Other challenges could slow down the electric road of the future. “To put this in context, on-road charging is unlikely to be a comprehensive solution for all electric vehicles, but it could play an important role for some applications,” said Jeremy J. Michalek, professor of engineering and public order Director of the Vehicle Electrification Group at Carnegie Mellon University.
“With cars, most drivers will leave the house with a full tank of electricity on most days, and the range of electric vehicles will be so great that most drivers will not need to top up publicly except on rare days of long-distance travel,” he said.
But there is one bigger problem that these types of roads can solve. “For long-haul transport, in-road charging aims to solve a real problem in the electrification of trucks,” said Michalek. Electric trailers require large battery packs that Reduce payload; In-road tolls could help, although that amount of long-distance travel would require huge infrastructure investments.
Charging on the road must also “withstand all the weight and weather conditions that tear our roads apart today. There may be certain applications where the road charging infrastructure could be targeted at selected locations, such as bus stops or fleets with fixed routes and known stops, ”he said.
The Purdue team is aware of these challenges but is optimistic. “The technical obstacles that we have to overcome are not insurmountable,” said Aliprantis. “These can be overcome with the right design.”
However, there are regulatory hurdles, he said. “For example, if you’re not a utility in Indiana, you can’t resell electricity. So if you are the road operator, you cannot charge the vehicles for the electricity they use. In addition, there are currently barriers to using interstate rights of way to install this infrastructure. There are certain regulations that have to change before this becomes a reality, at least in this country. “
In addition, the power grids need to increase their capacity to ensure that they can meet the needs that arise. “Especially if we want to implement this technology on a large scale because we are not charging cell phones, but rather large vehicles moving at highway speeds that use a significant amount of electricity,” he said.
For the Purdue project, it is the starting signal for the road trip.

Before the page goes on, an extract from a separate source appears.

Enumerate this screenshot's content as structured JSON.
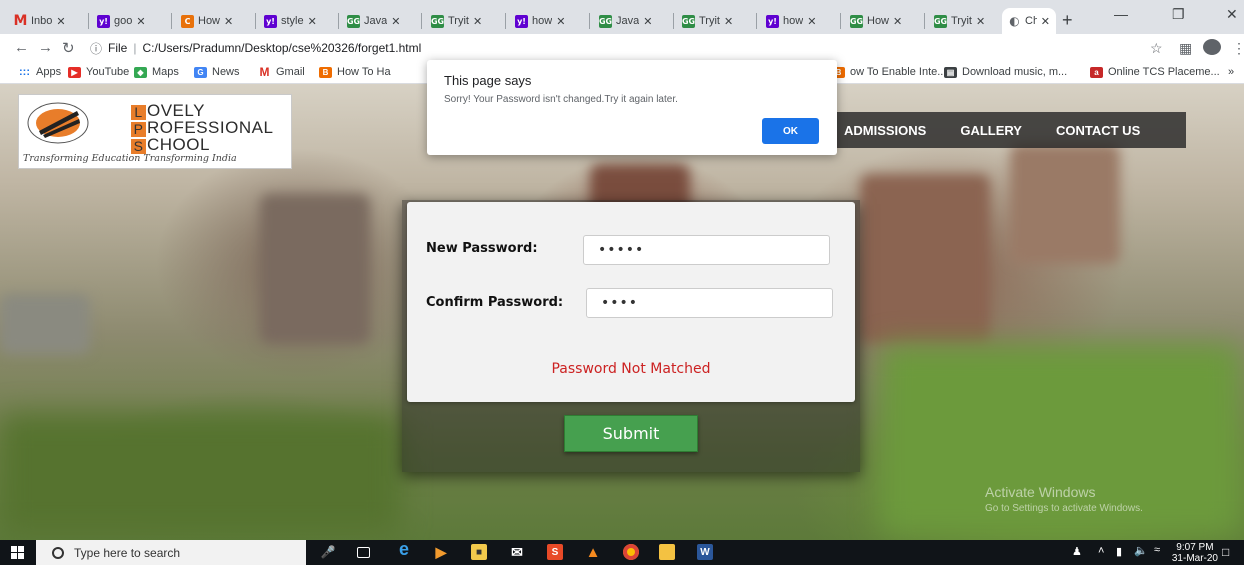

“We see this technology as a great opportunity to align the US Department of Transportation and the Federal Highway Administration’s vision of alternative fuel corridors along major national roads that allow electric vehicle charging, hydrogen, propane, and natural gas support. “with existing or planned infrastructure“, said Ms. Gkritza. “We are not suggesting that all roads be 100 percent electrified.”